Experimenting with Parse.com in Swift 2, Xcode 7.2, OSX 10.10.5 (Yosemite)

note: cocoapods 0.39.0 has issue with Ruby 2.3 (https://github.com/CocoaPods/CocoaPods/issues/4345) — likely fixed in the 1.0 beta, but I stuck with older ruby and released cocoapod for this exercise.

rvm use ruby-2.2.4
gem install cocoapods

Make a new Xcode project, and add a new Empty file to your project called Podfile (New > File… > Other > Empty), with the following contents:

platform :ios, '8.1'
xcodeproj 'ParsePlayground'
 
use_frameworks!
target :ParsePlayground, :exclusive => true do
  pod 'Parse'
end

back on the command-line:

pod install

This creates a new Xcode workspace, so we need to close the project in Xcode, then re-open Xcode with the file named something ending in .xcworkspace.

This new workspace should have both the original project and a new one called Pods. Now we can create the Playground, by selecting the menu: File > New > Playground… Then we save it in the root of our project directory, then add it to the project with the menu: File > Add Files To “ParsePlayground”

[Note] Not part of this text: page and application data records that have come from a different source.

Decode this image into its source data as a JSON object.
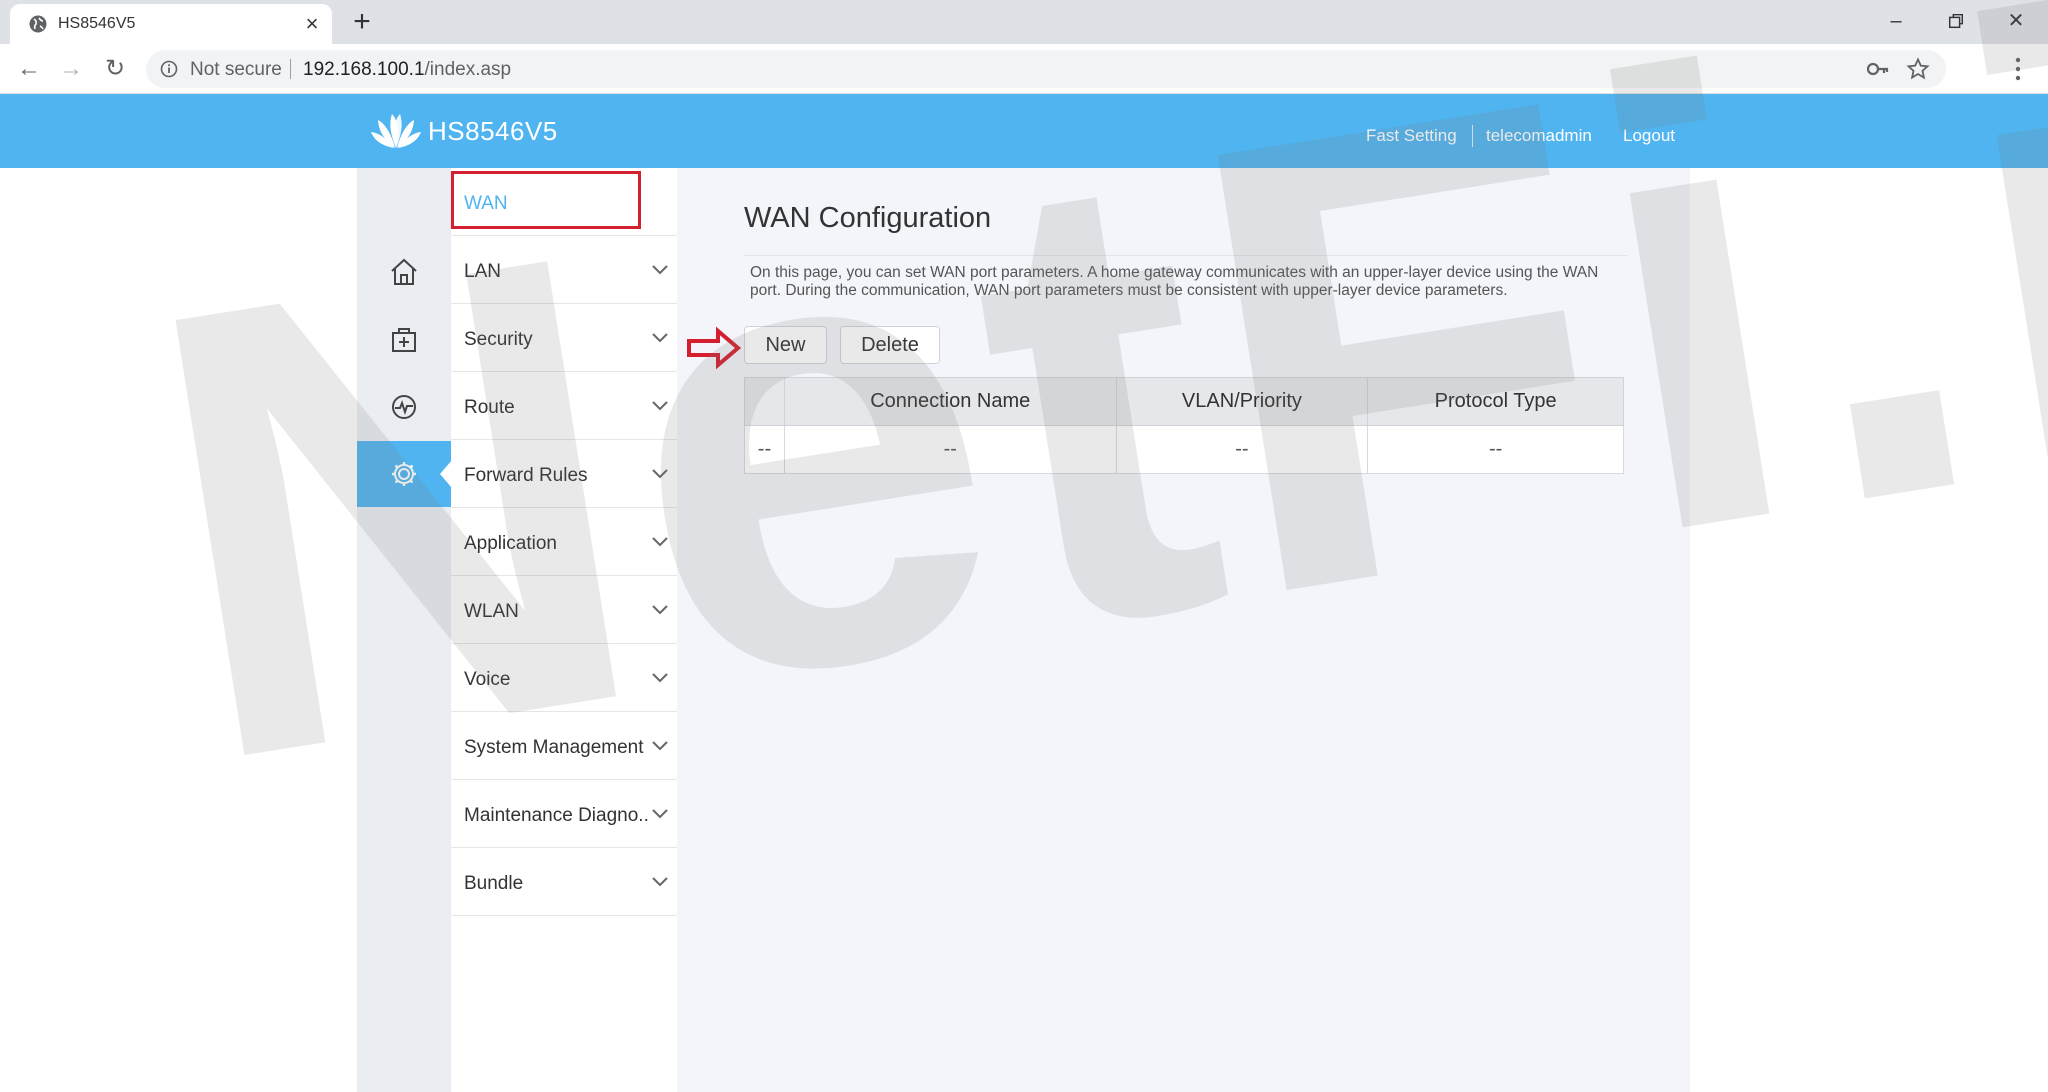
{
  "browser": {
    "tab_title": "HS8546V5",
    "security_label": "Not secure",
    "url_host": "192.168.100.1",
    "url_path": "/index.asp"
  },
  "header": {
    "brand": "HS8546V5",
    "links": [
      "Fast Setting",
      "telecomadmin",
      "Logout"
    ]
  },
  "menu": {
    "items": [
      {
        "label": "WAN",
        "selected": true
      },
      {
        "label": "LAN"
      },
      {
        "label": "Security"
      },
      {
        "label": "Route"
      },
      {
        "label": "Forward Rules"
      },
      {
        "label": "Application"
      },
      {
        "label": "WLAN"
      },
      {
        "label": "Voice"
      },
      {
        "label": "System Management"
      },
      {
        "label": "Maintenance Diagno.."
      },
      {
        "label": "Bundle"
      }
    ]
  },
  "main": {
    "title": "WAN Configuration",
    "description": "On this page, you can set WAN port parameters. A home gateway communicates with an upper-layer device using the WAN port. During the communication, WAN port parameters must be consistent with upper-layer device parameters.",
    "new_label": "New",
    "delete_label": "Delete",
    "table": {
      "headers": [
        "",
        "Connection Name",
        "VLAN/Priority",
        "Protocol Type"
      ],
      "rows": [
        [
          "--",
          "--",
          "--",
          "--"
        ]
      ]
    }
  },
  "watermark": "NetFi.ir",
  "colors": {
    "header_blue": "#50b4f0",
    "highlight_red": "#d31f2e",
    "content_bg": "#f3f5fa"
  }
}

Now this code should compile:

import Parse
import XCPlayground
XCPlaygroundPage.currentPage.needsIndefiniteExecution = true

We want to set needsIndefiniteExecution so that the async commands will work.

I made a new Parse app to experiment, then in the parse docs, in the QuickStart Guide, they set up some sample code already customized with the app ID and client key, it should be something like:

Parse.setApplicationId("abunchofnumbersandletters",
clientKey: "morelettersandnumbers")

Then we can start coding! I made an item class in Parse with a string property “info.” Here some code that worked for me:

let testObject = PFObject(className: "TestObject")
 
testObject["foo"] = "bar"
testObject.saveInBackgroundWithBlock { (success: Bool, error: NSError?) -> Void in
print("Object has been saved: (success)")
}
 
var query = PFQuery(className: "item")
var items = try query.findObjects()
print("got some items")
for item in items {
var info = item["info"]
print(" item #(item.objectId!) info:(info)")
}
 
print("not the end... wait for the sync call to finish")

When I run the above code it works fine, but I do get some of the following errors. Not sure why…

Failed to obtain sandbox extension for path=/var/folders/hz/vnvkxt7x4236fp6nqt5zy2wr0000gn/T/com.apple.dt.Xcode.pg/containers/com.apple.dt.playground.stub.iOS_Simulator.experiment-3C8D4B75-8EA0-4BE8-8467-1B06C9B1F881/Library/Caches

I’ve posted the full ParsePlayground project on Github with some notes on how to set up the Parse app if you want to jump right in!